A study by University of Plymouth researchers suggests that standard disinfectants used by hospitals may no longer be effective in preventing the spread of Clostridioides difficile.
Epidemiologic data and whole genome sequencing revealed a transmission of more than three years duration of New Delhi metallo-beta-lactamase-producing Klebsiella pneumoniae with antibiotic-resistant genes in a northern California hospital.
Research demonstrated that procedures used to contain Candida auris infection in an animal facility can potentially be applied to hospitals and other healthcare facilities to limit its spread.
The analysis of 1,521 samples taken from the edges of curtains, where they are touched most often, found 334 (22%) tested positive for multidrug-resistant organisms 9MDROs).
Misdiagnosis of infection strains in hospitals is leading to a public health crisis, as doctors treat these infections unnecessarily and ineffectively with antibiotics. To tackle this, new precision medicine solutions are being tested.
Scientists were able to determine that the strain that had sickened the patient had been in circulation in the hospital for at least a year prior to the patient's death, spreading between patients and throughout the wards of the hospital. It even traveled among the three campuses of the hospital, which were miles apart. The analysis also found that the isolates of the highly drug-resistant outbreak strain were carrying multiple antibiotic resistance genes and plasmids.

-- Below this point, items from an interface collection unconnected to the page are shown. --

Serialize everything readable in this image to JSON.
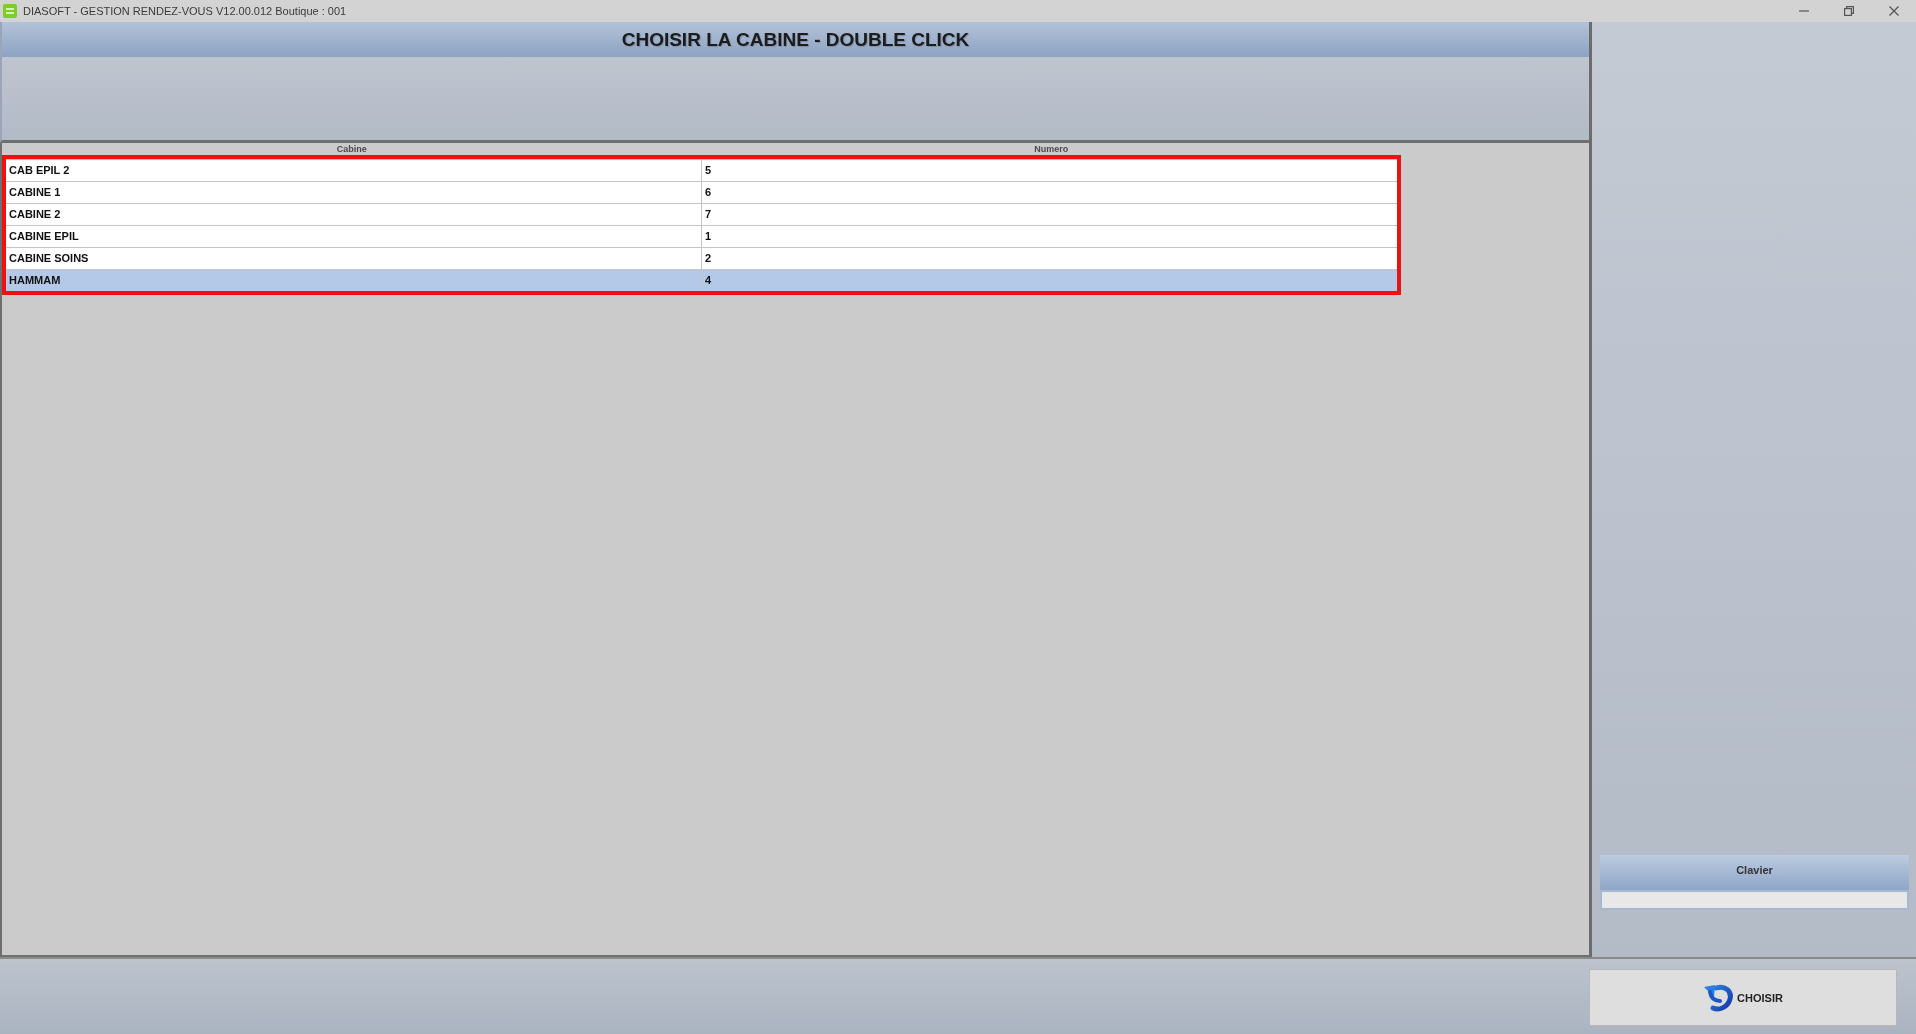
{
  "window": {
    "title": "DIASOFT - GESTION RENDEZ-VOUS V12.00.012 Boutique : 001"
  },
  "header": {
    "title": "CHOISIR LA CABINE - DOUBLE CLICK"
  },
  "table": {
    "columns": [
      "Cabine",
      "Numero"
    ],
    "rows": [
      {
        "cells": [
          "CAB EPIL 2",
          "5"
        ],
        "selected": false
      },
      {
        "cells": [
          "CABINE 1",
          "6"
        ],
        "selected": false
      },
      {
        "cells": [
          "CABINE 2",
          "7"
        ],
        "selected": false
      },
      {
        "cells": [
          "CABINE EPIL",
          "1"
        ],
        "selected": false
      },
      {
        "cells": [
          "CABINE SOINS",
          "2"
        ],
        "selected": false
      },
      {
        "cells": [
          "HAMMAM",
          "4"
        ],
        "selected": true
      }
    ]
  },
  "keyboard_panel": {
    "title": "Clavier"
  },
  "buttons": [
    {
      "label": "CHOISIR"
    }
  ]
}
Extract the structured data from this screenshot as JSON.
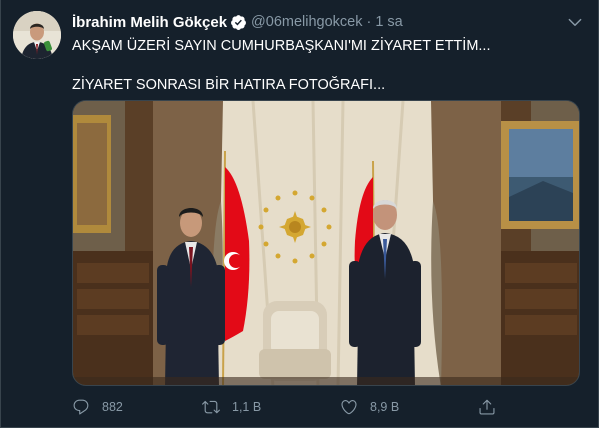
{
  "tweet": {
    "author_name": "İbrahim Melih Gökçek",
    "handle": "@06melihgokcek",
    "separator": "·",
    "time": "1 sa",
    "text_line_1": "AKŞAM ÜZERİ SAYIN CUMHURBAŞKANI'MI ZİYARET ETTİM...",
    "text_line_2": "ZİYARET SONRASI BİR HATIRA FOTOĞRAFI...",
    "replies": "882",
    "retweets": "1,1 B",
    "likes": "8,9 B"
  },
  "icons": {
    "verified": "verified-badge-icon",
    "more": "chevron-down-icon",
    "reply": "reply-icon",
    "retweet": "retweet-icon",
    "like": "heart-icon",
    "share": "share-icon"
  },
  "colors": {
    "background": "#15202b",
    "border": "#38444d",
    "secondary_text": "#8899a6",
    "verified_blue": "#ffffff",
    "flag_red": "#e30a17"
  }
}
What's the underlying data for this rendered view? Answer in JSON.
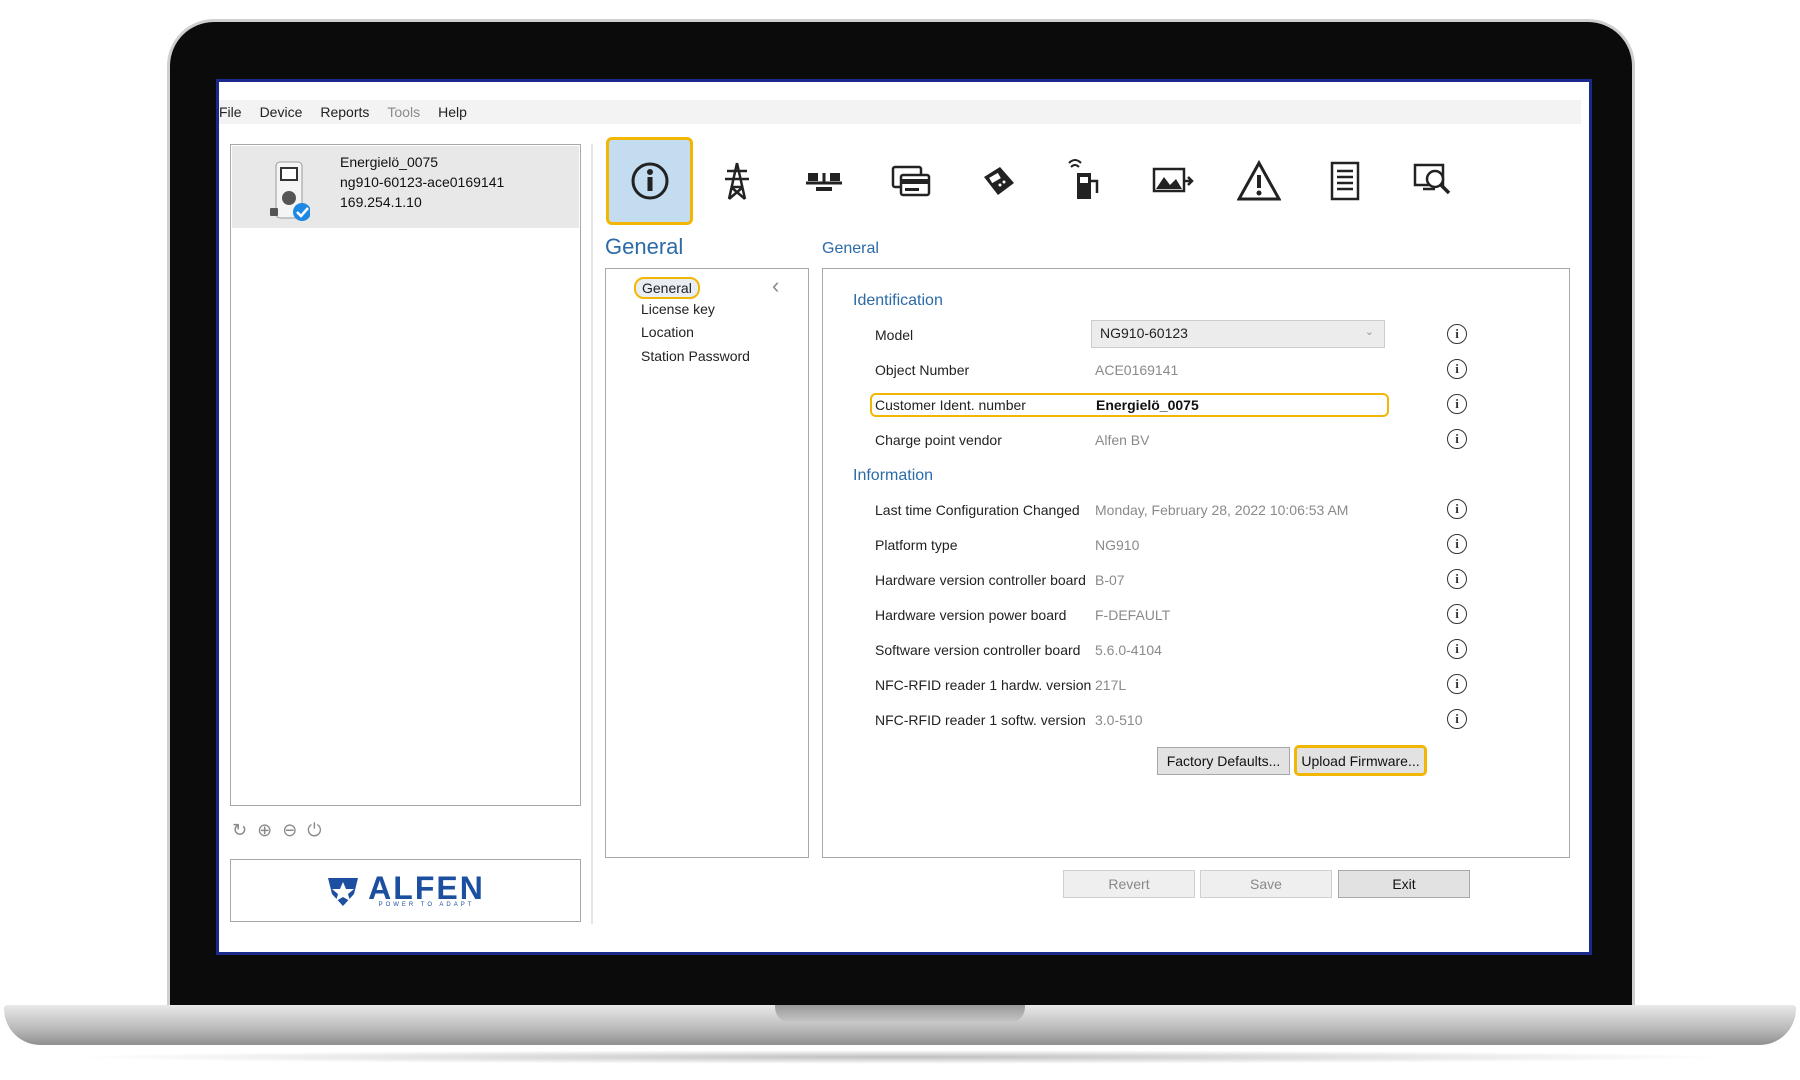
{
  "menu": [
    "File",
    "Device",
    "Reports",
    "Tools",
    "Help"
  ],
  "device": {
    "name": "Energielö_0075",
    "id": "ng910-60123-ace0169141",
    "ip": "169.254.1.10"
  },
  "logo": {
    "brand": "ALFEN",
    "tagline": "POWER TO ADAPT"
  },
  "toolbar_icons": [
    "info-icon",
    "power-tower-icon",
    "balance-icon",
    "card-icon",
    "payment-terminal-icon",
    "charging-station-icon",
    "image-upload-icon",
    "warning-icon",
    "document-icon",
    "diagnostics-icon"
  ],
  "section_title": "General",
  "content_title": "General",
  "nav": {
    "items": [
      "General",
      "License key",
      "Location",
      "Station Password"
    ]
  },
  "identification": {
    "label": "Identification",
    "rows": [
      {
        "label": "Model",
        "value": "NG910-60123"
      },
      {
        "label": "Object Number",
        "value": "ACE0169141"
      },
      {
        "label": "Customer Ident. number",
        "value": "Energielö_0075"
      },
      {
        "label": "Charge point vendor",
        "value": "Alfen BV"
      }
    ]
  },
  "information": {
    "label": "Information",
    "rows": [
      {
        "label": "Last time Configuration Changed",
        "value": "Monday, February 28, 2022 10:06:53 AM"
      },
      {
        "label": "Platform type",
        "value": "NG910"
      },
      {
        "label": "Hardware version controller board",
        "value": "B-07"
      },
      {
        "label": "Hardware version power board",
        "value": "F-DEFAULT"
      },
      {
        "label": "Software version controller board",
        "value": "5.6.0-4104"
      },
      {
        "label": "NFC-RFID reader 1 hardw. version",
        "value": "217L"
      },
      {
        "label": "NFC-RFID reader 1 softw. version",
        "value": "3.0-510"
      }
    ]
  },
  "buttons": {
    "factory_defaults": "Factory Defaults...",
    "upload_firmware": "Upload Firmware...",
    "revert": "Revert",
    "save": "Save",
    "exit": "Exit"
  },
  "colors": {
    "accent": "#2c6aa8",
    "highlight": "#f2b705",
    "brand": "#1d4fa0"
  }
}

In the first comprehensive review of access to water, sanitation, and hygiene services (WASH) in healthcare centers, Unicef and the World Health Organization (WHO) found that roughly two billion people use health facilities lacking basic water services globally – while almost 900 million people use health centers with no water services at all.
According to the study, health care-associated infections can be reduced by 6 percent with just a 10 percent improvement in hand hygiene compliance.